• What the task asks
Could you output the entries that follow exactly, omitting any pictures they contain?

***** Data

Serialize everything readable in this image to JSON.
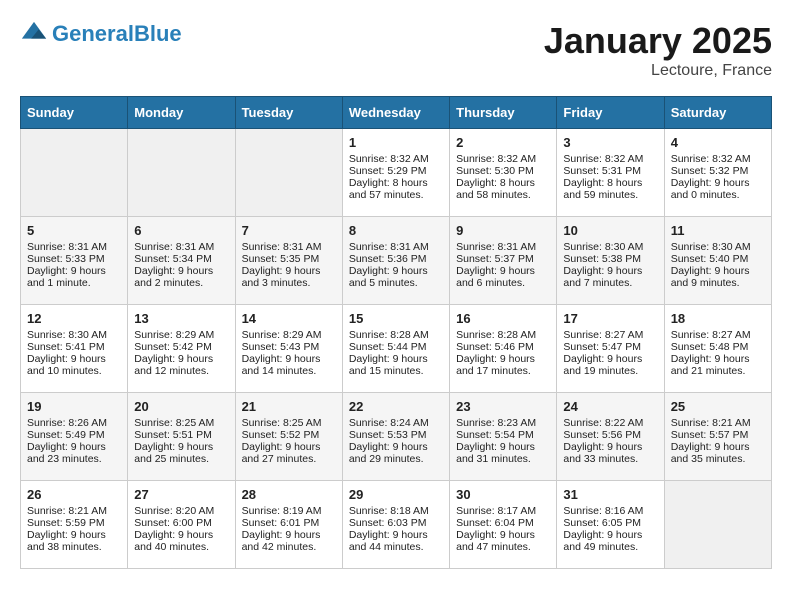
{
  "header": {
    "logo_line1": "General",
    "logo_line2": "Blue",
    "month": "January 2025",
    "location": "Lectoure, France"
  },
  "days_of_week": [
    "Sunday",
    "Monday",
    "Tuesday",
    "Wednesday",
    "Thursday",
    "Friday",
    "Saturday"
  ],
  "weeks": [
    [
      {
        "day": "",
        "content": ""
      },
      {
        "day": "",
        "content": ""
      },
      {
        "day": "",
        "content": ""
      },
      {
        "day": "1",
        "content": "Sunrise: 8:32 AM\nSunset: 5:29 PM\nDaylight: 8 hours and 57 minutes."
      },
      {
        "day": "2",
        "content": "Sunrise: 8:32 AM\nSunset: 5:30 PM\nDaylight: 8 hours and 58 minutes."
      },
      {
        "day": "3",
        "content": "Sunrise: 8:32 AM\nSunset: 5:31 PM\nDaylight: 8 hours and 59 minutes."
      },
      {
        "day": "4",
        "content": "Sunrise: 8:32 AM\nSunset: 5:32 PM\nDaylight: 9 hours and 0 minutes."
      }
    ],
    [
      {
        "day": "5",
        "content": "Sunrise: 8:31 AM\nSunset: 5:33 PM\nDaylight: 9 hours and 1 minute."
      },
      {
        "day": "6",
        "content": "Sunrise: 8:31 AM\nSunset: 5:34 PM\nDaylight: 9 hours and 2 minutes."
      },
      {
        "day": "7",
        "content": "Sunrise: 8:31 AM\nSunset: 5:35 PM\nDaylight: 9 hours and 3 minutes."
      },
      {
        "day": "8",
        "content": "Sunrise: 8:31 AM\nSunset: 5:36 PM\nDaylight: 9 hours and 5 minutes."
      },
      {
        "day": "9",
        "content": "Sunrise: 8:31 AM\nSunset: 5:37 PM\nDaylight: 9 hours and 6 minutes."
      },
      {
        "day": "10",
        "content": "Sunrise: 8:30 AM\nSunset: 5:38 PM\nDaylight: 9 hours and 7 minutes."
      },
      {
        "day": "11",
        "content": "Sunrise: 8:30 AM\nSunset: 5:40 PM\nDaylight: 9 hours and 9 minutes."
      }
    ],
    [
      {
        "day": "12",
        "content": "Sunrise: 8:30 AM\nSunset: 5:41 PM\nDaylight: 9 hours and 10 minutes."
      },
      {
        "day": "13",
        "content": "Sunrise: 8:29 AM\nSunset: 5:42 PM\nDaylight: 9 hours and 12 minutes."
      },
      {
        "day": "14",
        "content": "Sunrise: 8:29 AM\nSunset: 5:43 PM\nDaylight: 9 hours and 14 minutes."
      },
      {
        "day": "15",
        "content": "Sunrise: 8:28 AM\nSunset: 5:44 PM\nDaylight: 9 hours and 15 minutes."
      },
      {
        "day": "16",
        "content": "Sunrise: 8:28 AM\nSunset: 5:46 PM\nDaylight: 9 hours and 17 minutes."
      },
      {
        "day": "17",
        "content": "Sunrise: 8:27 AM\nSunset: 5:47 PM\nDaylight: 9 hours and 19 minutes."
      },
      {
        "day": "18",
        "content": "Sunrise: 8:27 AM\nSunset: 5:48 PM\nDaylight: 9 hours and 21 minutes."
      }
    ],
    [
      {
        "day": "19",
        "content": "Sunrise: 8:26 AM\nSunset: 5:49 PM\nDaylight: 9 hours and 23 minutes."
      },
      {
        "day": "20",
        "content": "Sunrise: 8:25 AM\nSunset: 5:51 PM\nDaylight: 9 hours and 25 minutes."
      },
      {
        "day": "21",
        "content": "Sunrise: 8:25 AM\nSunset: 5:52 PM\nDaylight: 9 hours and 27 minutes."
      },
      {
        "day": "22",
        "content": "Sunrise: 8:24 AM\nSunset: 5:53 PM\nDaylight: 9 hours and 29 minutes."
      },
      {
        "day": "23",
        "content": "Sunrise: 8:23 AM\nSunset: 5:54 PM\nDaylight: 9 hours and 31 minutes."
      },
      {
        "day": "24",
        "content": "Sunrise: 8:22 AM\nSunset: 5:56 PM\nDaylight: 9 hours and 33 minutes."
      },
      {
        "day": "25",
        "content": "Sunrise: 8:21 AM\nSunset: 5:57 PM\nDaylight: 9 hours and 35 minutes."
      }
    ],
    [
      {
        "day": "26",
        "content": "Sunrise: 8:21 AM\nSunset: 5:59 PM\nDaylight: 9 hours and 38 minutes."
      },
      {
        "day": "27",
        "content": "Sunrise: 8:20 AM\nSunset: 6:00 PM\nDaylight: 9 hours and 40 minutes."
      },
      {
        "day": "28",
        "content": "Sunrise: 8:19 AM\nSunset: 6:01 PM\nDaylight: 9 hours and 42 minutes."
      },
      {
        "day": "29",
        "content": "Sunrise: 8:18 AM\nSunset: 6:03 PM\nDaylight: 9 hours and 44 minutes."
      },
      {
        "day": "30",
        "content": "Sunrise: 8:17 AM\nSunset: 6:04 PM\nDaylight: 9 hours and 47 minutes."
      },
      {
        "day": "31",
        "content": "Sunrise: 8:16 AM\nSunset: 6:05 PM\nDaylight: 9 hours and 49 minutes."
      },
      {
        "day": "",
        "content": ""
      }
    ]
  ]
}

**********

• Output below
Serialize everything readable in this image to JSON.
{
  "header": {
    "logo_line1": "General",
    "logo_line2": "Blue",
    "month": "January 2025",
    "location": "Lectoure, France"
  },
  "days_of_week": [
    "Sunday",
    "Monday",
    "Tuesday",
    "Wednesday",
    "Thursday",
    "Friday",
    "Saturday"
  ],
  "weeks": [
    [
      {
        "day": "",
        "content": ""
      },
      {
        "day": "",
        "content": ""
      },
      {
        "day": "",
        "content": ""
      },
      {
        "day": "1",
        "content": "Sunrise: 8:32 AM\nSunset: 5:29 PM\nDaylight: 8 hours and 57 minutes."
      },
      {
        "day": "2",
        "content": "Sunrise: 8:32 AM\nSunset: 5:30 PM\nDaylight: 8 hours and 58 minutes."
      },
      {
        "day": "3",
        "content": "Sunrise: 8:32 AM\nSunset: 5:31 PM\nDaylight: 8 hours and 59 minutes."
      },
      {
        "day": "4",
        "content": "Sunrise: 8:32 AM\nSunset: 5:32 PM\nDaylight: 9 hours and 0 minutes."
      }
    ],
    [
      {
        "day": "5",
        "content": "Sunrise: 8:31 AM\nSunset: 5:33 PM\nDaylight: 9 hours and 1 minute."
      },
      {
        "day": "6",
        "content": "Sunrise: 8:31 AM\nSunset: 5:34 PM\nDaylight: 9 hours and 2 minutes."
      },
      {
        "day": "7",
        "content": "Sunrise: 8:31 AM\nSunset: 5:35 PM\nDaylight: 9 hours and 3 minutes."
      },
      {
        "day": "8",
        "content": "Sunrise: 8:31 AM\nSunset: 5:36 PM\nDaylight: 9 hours and 5 minutes."
      },
      {
        "day": "9",
        "content": "Sunrise: 8:31 AM\nSunset: 5:37 PM\nDaylight: 9 hours and 6 minutes."
      },
      {
        "day": "10",
        "content": "Sunrise: 8:30 AM\nSunset: 5:38 PM\nDaylight: 9 hours and 7 minutes."
      },
      {
        "day": "11",
        "content": "Sunrise: 8:30 AM\nSunset: 5:40 PM\nDaylight: 9 hours and 9 minutes."
      }
    ],
    [
      {
        "day": "12",
        "content": "Sunrise: 8:30 AM\nSunset: 5:41 PM\nDaylight: 9 hours and 10 minutes."
      },
      {
        "day": "13",
        "content": "Sunrise: 8:29 AM\nSunset: 5:42 PM\nDaylight: 9 hours and 12 minutes."
      },
      {
        "day": "14",
        "content": "Sunrise: 8:29 AM\nSunset: 5:43 PM\nDaylight: 9 hours and 14 minutes."
      },
      {
        "day": "15",
        "content": "Sunrise: 8:28 AM\nSunset: 5:44 PM\nDaylight: 9 hours and 15 minutes."
      },
      {
        "day": "16",
        "content": "Sunrise: 8:28 AM\nSunset: 5:46 PM\nDaylight: 9 hours and 17 minutes."
      },
      {
        "day": "17",
        "content": "Sunrise: 8:27 AM\nSunset: 5:47 PM\nDaylight: 9 hours and 19 minutes."
      },
      {
        "day": "18",
        "content": "Sunrise: 8:27 AM\nSunset: 5:48 PM\nDaylight: 9 hours and 21 minutes."
      }
    ],
    [
      {
        "day": "19",
        "content": "Sunrise: 8:26 AM\nSunset: 5:49 PM\nDaylight: 9 hours and 23 minutes."
      },
      {
        "day": "20",
        "content": "Sunrise: 8:25 AM\nSunset: 5:51 PM\nDaylight: 9 hours and 25 minutes."
      },
      {
        "day": "21",
        "content": "Sunrise: 8:25 AM\nSunset: 5:52 PM\nDaylight: 9 hours and 27 minutes."
      },
      {
        "day": "22",
        "content": "Sunrise: 8:24 AM\nSunset: 5:53 PM\nDaylight: 9 hours and 29 minutes."
      },
      {
        "day": "23",
        "content": "Sunrise: 8:23 AM\nSunset: 5:54 PM\nDaylight: 9 hours and 31 minutes."
      },
      {
        "day": "24",
        "content": "Sunrise: 8:22 AM\nSunset: 5:56 PM\nDaylight: 9 hours and 33 minutes."
      },
      {
        "day": "25",
        "content": "Sunrise: 8:21 AM\nSunset: 5:57 PM\nDaylight: 9 hours and 35 minutes."
      }
    ],
    [
      {
        "day": "26",
        "content": "Sunrise: 8:21 AM\nSunset: 5:59 PM\nDaylight: 9 hours and 38 minutes."
      },
      {
        "day": "27",
        "content": "Sunrise: 8:20 AM\nSunset: 6:00 PM\nDaylight: 9 hours and 40 minutes."
      },
      {
        "day": "28",
        "content": "Sunrise: 8:19 AM\nSunset: 6:01 PM\nDaylight: 9 hours and 42 minutes."
      },
      {
        "day": "29",
        "content": "Sunrise: 8:18 AM\nSunset: 6:03 PM\nDaylight: 9 hours and 44 minutes."
      },
      {
        "day": "30",
        "content": "Sunrise: 8:17 AM\nSunset: 6:04 PM\nDaylight: 9 hours and 47 minutes."
      },
      {
        "day": "31",
        "content": "Sunrise: 8:16 AM\nSunset: 6:05 PM\nDaylight: 9 hours and 49 minutes."
      },
      {
        "day": "",
        "content": ""
      }
    ]
  ]
}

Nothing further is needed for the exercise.